Problem details: Under no circumstances alter the records; copy each one exactly.

Records shown:
------------------------------------------------------------------------
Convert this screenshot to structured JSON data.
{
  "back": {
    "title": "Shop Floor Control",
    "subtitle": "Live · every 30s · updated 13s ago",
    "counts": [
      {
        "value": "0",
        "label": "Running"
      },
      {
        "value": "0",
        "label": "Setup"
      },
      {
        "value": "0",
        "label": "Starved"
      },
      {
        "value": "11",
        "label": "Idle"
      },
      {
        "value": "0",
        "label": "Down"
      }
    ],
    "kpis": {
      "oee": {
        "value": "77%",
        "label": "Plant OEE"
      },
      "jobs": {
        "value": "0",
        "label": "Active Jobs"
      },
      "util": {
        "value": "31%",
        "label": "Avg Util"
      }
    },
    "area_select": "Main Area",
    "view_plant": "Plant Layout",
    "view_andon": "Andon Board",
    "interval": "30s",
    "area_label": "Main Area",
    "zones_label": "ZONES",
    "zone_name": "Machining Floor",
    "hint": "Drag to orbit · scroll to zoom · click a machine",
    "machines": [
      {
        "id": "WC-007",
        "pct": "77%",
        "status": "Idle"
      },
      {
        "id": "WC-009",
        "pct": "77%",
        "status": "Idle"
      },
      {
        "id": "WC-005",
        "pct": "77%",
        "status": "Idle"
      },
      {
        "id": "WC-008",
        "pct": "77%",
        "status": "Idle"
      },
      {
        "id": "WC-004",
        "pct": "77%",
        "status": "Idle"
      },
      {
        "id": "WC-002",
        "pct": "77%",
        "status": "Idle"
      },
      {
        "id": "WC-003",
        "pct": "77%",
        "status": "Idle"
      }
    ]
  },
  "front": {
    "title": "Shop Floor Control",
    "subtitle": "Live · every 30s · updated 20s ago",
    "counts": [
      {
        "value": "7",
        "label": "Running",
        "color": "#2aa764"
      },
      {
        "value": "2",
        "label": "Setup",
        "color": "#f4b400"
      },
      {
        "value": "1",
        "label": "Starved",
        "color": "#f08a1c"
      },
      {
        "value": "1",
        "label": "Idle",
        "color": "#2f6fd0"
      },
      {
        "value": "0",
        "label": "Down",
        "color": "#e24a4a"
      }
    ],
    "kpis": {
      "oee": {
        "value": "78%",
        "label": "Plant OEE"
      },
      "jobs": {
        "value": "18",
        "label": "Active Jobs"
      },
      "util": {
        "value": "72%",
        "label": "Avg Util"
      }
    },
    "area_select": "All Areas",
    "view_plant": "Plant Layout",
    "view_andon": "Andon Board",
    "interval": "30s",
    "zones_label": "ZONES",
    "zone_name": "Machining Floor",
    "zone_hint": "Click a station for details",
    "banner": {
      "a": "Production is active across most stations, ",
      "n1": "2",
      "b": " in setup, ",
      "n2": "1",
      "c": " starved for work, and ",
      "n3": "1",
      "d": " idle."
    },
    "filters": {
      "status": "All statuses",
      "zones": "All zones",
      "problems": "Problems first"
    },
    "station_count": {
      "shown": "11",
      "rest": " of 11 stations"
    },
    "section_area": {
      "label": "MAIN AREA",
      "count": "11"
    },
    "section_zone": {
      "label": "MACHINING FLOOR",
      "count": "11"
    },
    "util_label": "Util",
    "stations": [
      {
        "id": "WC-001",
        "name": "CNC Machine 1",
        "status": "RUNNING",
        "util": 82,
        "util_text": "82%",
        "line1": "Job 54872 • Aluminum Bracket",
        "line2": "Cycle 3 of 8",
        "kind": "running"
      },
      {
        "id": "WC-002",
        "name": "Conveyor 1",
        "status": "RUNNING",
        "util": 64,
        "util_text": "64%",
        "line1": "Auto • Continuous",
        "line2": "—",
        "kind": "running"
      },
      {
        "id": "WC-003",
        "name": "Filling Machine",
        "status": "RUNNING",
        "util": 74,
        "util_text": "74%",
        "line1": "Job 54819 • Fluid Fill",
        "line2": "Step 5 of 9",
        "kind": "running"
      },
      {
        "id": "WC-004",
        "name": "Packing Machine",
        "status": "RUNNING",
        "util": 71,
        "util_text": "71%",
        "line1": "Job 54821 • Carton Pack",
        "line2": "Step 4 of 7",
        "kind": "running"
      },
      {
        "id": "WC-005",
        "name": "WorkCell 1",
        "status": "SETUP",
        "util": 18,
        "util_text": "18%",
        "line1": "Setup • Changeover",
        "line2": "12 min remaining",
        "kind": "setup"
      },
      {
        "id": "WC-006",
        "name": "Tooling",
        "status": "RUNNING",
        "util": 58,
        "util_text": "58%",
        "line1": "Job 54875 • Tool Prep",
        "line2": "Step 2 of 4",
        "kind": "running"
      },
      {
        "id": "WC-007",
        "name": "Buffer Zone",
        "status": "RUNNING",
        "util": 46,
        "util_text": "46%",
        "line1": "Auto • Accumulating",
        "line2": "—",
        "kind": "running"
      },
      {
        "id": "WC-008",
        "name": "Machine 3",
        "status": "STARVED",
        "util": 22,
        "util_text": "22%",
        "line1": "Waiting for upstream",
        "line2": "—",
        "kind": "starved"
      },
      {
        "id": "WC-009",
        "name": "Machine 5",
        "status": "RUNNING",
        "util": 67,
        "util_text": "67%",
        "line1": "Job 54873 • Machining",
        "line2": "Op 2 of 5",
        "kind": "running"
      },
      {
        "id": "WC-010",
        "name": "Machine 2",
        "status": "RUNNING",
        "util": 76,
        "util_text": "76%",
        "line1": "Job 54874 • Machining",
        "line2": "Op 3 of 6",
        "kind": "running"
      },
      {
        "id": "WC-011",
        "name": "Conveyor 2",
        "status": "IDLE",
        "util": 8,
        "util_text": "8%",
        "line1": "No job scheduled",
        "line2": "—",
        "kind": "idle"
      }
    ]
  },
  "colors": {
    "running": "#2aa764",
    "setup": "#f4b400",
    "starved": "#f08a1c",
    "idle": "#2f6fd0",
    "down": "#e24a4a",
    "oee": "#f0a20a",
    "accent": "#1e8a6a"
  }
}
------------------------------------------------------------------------
Exercise answer:
Convert this screenshot to structured JSON data.
{
  "back": {
    "title": "Shop Floor Control",
    "subtitle": "Live · every 30s · updated 13s ago",
    "counts": [
      {
        "value": "0",
        "label": "Running"
      },
      {
        "value": "0",
        "label": "Setup"
      },
      {
        "value": "0",
        "label": "Starved"
      },
      {
        "value": "11",
        "label": "Idle"
      },
      {
        "value": "0",
        "label": "Down"
      }
    ],
    "kpis": {
      "oee": {
        "value": "77%",
        "label": "Plant OEE"
      },
      "jobs": {
        "value": "0",
        "label": "Active Jobs"
      },
      "util": {
        "value": "31%",
        "label": "Avg Util"
      }
    },
    "area_select": "Main Area",
    "view_plant": "Plant Layout",
    "view_andon": "Andon Board",
    "interval": "30s",
    "area_label": "Main Area",
    "zones_label": "ZONES",
    "zone_name": "Machining Floor",
    "hint": "Drag to orbit · scroll to zoom · click a machine",
    "machines": [
      {
        "id": "WC-007",
        "pct": "77%",
        "status": "Idle"
      },
      {
        "id": "WC-009",
        "pct": "77%",
        "status": "Idle"
      },
      {
        "id": "WC-005",
        "pct": "77%",
        "status": "Idle"
      },
      {
        "id": "WC-008",
        "pct": "77%",
        "status": "Idle"
      },
      {
        "id": "WC-004",
        "pct": "77%",
        "status": "Idle"
      },
      {
        "id": "WC-002",
        "pct": "77%",
        "status": "Idle"
      },
      {
        "id": "WC-003",
        "pct": "77%",
        "status": "Idle"
      }
    ]
  },
  "front": {
    "title": "Shop Floor Control",
    "subtitle": "Live · every 30s · updated 20s ago",
    "counts": [
      {
        "value": "7",
        "label": "Running",
        "color": "#2aa764"
      },
      {
        "value": "2",
        "label": "Setup",
        "color": "#f4b400"
      },
      {
        "value": "1",
        "label": "Starved",
        "color": "#f08a1c"
      },
      {
        "value": "1",
        "label": "Idle",
        "color": "#2f6fd0"
      },
      {
        "value": "0",
        "label": "Down",
        "color": "#e24a4a"
      }
    ],
    "kpis": {
      "oee": {
        "value": "78%",
        "label": "Plant OEE"
      },
      "jobs": {
        "value": "18",
        "label": "Active Jobs"
      },
      "util": {
        "value": "72%",
        "label": "Avg Util"
      }
    },
    "area_select": "All Areas",
    "view_plant": "Plant Layout",
    "view_andon": "Andon Board",
    "interval": "30s",
    "zones_label": "ZONES",
    "zone_name": "Machining Floor",
    "zone_hint": "Click a station for details",
    "banner": {
      "a": "Production is active across most stations, ",
      "n1": "2",
      "b": " in setup, ",
      "n2": "1",
      "c": " starved for work, and ",
      "n3": "1",
      "d": " idle."
    },
    "filters": {
      "status": "All statuses",
      "zones": "All zones",
      "problems": "Problems first"
    },
    "station_count": {
      "shown": "11",
      "rest": " of 11 stations"
    },
    "section_area": {
      "label": "MAIN AREA",
      "count": "11"
    },
    "section_zone": {
      "label": "MACHINING FLOOR",
      "count": "11"
    },
    "util_label": "Util",
    "stations": [
      {
        "id": "WC-001",
        "name": "CNC Machine 1",
        "status": "RUNNING",
        "util": 82,
        "util_text": "82%",
        "line1": "Job 54872 • Aluminum Bracket",
        "line2": "Cycle 3 of 8",
        "kind": "running"
      },
      {
        "id": "WC-002",
        "name": "Conveyor 1",
        "status": "RUNNING",
        "util": 64,
        "util_text": "64%",
        "line1": "Auto • Continuous",
        "line2": "—",
        "kind": "running"
      },
      {
        "id": "WC-003",
        "name": "Filling Machine",
        "status": "RUNNING",
        "util": 74,
        "util_text": "74%",
        "line1": "Job 54819 • Fluid Fill",
        "line2": "Step 5 of 9",
        "kind": "running"
      },
      {
        "id": "WC-004",
        "name": "Packing Machine",
        "status": "RUNNING",
        "util": 71,
        "util_text": "71%",
        "line1": "Job 54821 • Carton Pack",
        "line2": "Step 4 of 7",
        "kind": "running"
      },
      {
        "id": "WC-005",
        "name": "WorkCell 1",
        "status": "SETUP",
        "util": 18,
        "util_text": "18%",
        "line1": "Setup • Changeover",
        "line2": "12 min remaining",
        "kind": "setup"
      },
      {
        "id": "WC-006",
        "name": "Tooling",
        "status": "RUNNING",
        "util": 58,
        "util_text": "58%",
        "line1": "Job 54875 • Tool Prep",
        "line2": "Step 2 of 4",
        "kind": "running"
      },
      {
        "id": "WC-007",
        "name": "Buffer Zone",
        "status": "RUNNING",
        "util": 46,
        "util_text": "46%",
        "line1": "Auto • Accumulating",
        "line2": "—",
        "kind": "running"
      },
      {
        "id": "WC-008",
        "name": "Machine 3",
        "status": "STARVED",
        "util": 22,
        "util_text": "22%",
        "line1": "Waiting for upstream",
        "line2": "—",
        "kind": "starved"
      },
      {
        "id": "WC-009",
        "name": "Machine 5",
        "status": "RUNNING",
        "util": 67,
        "util_text": "67%",
        "line1": "Job 54873 • Machining",
        "line2": "Op 2 of 5",
        "kind": "running"
      },
      {
        "id": "WC-010",
        "name": "Machine 2",
        "status": "RUNNING",
        "util": 76,
        "util_text": "76%",
        "line1": "Job 54874 • Machining",
        "line2": "Op 3 of 6",
        "kind": "running"
      },
      {
        "id": "WC-011",
        "name": "Conveyor 2",
        "status": "IDLE",
        "util": 8,
        "util_text": "8%",
        "line1": "No job scheduled",
        "line2": "—",
        "kind": "idle"
      }
    ]
  },
  "colors": {
    "running": "#2aa764",
    "setup": "#f4b400",
    "starved": "#f08a1c",
    "idle": "#2f6fd0",
    "down": "#e24a4a",
    "oee": "#f0a20a",
    "accent": "#1e8a6a"
  }
}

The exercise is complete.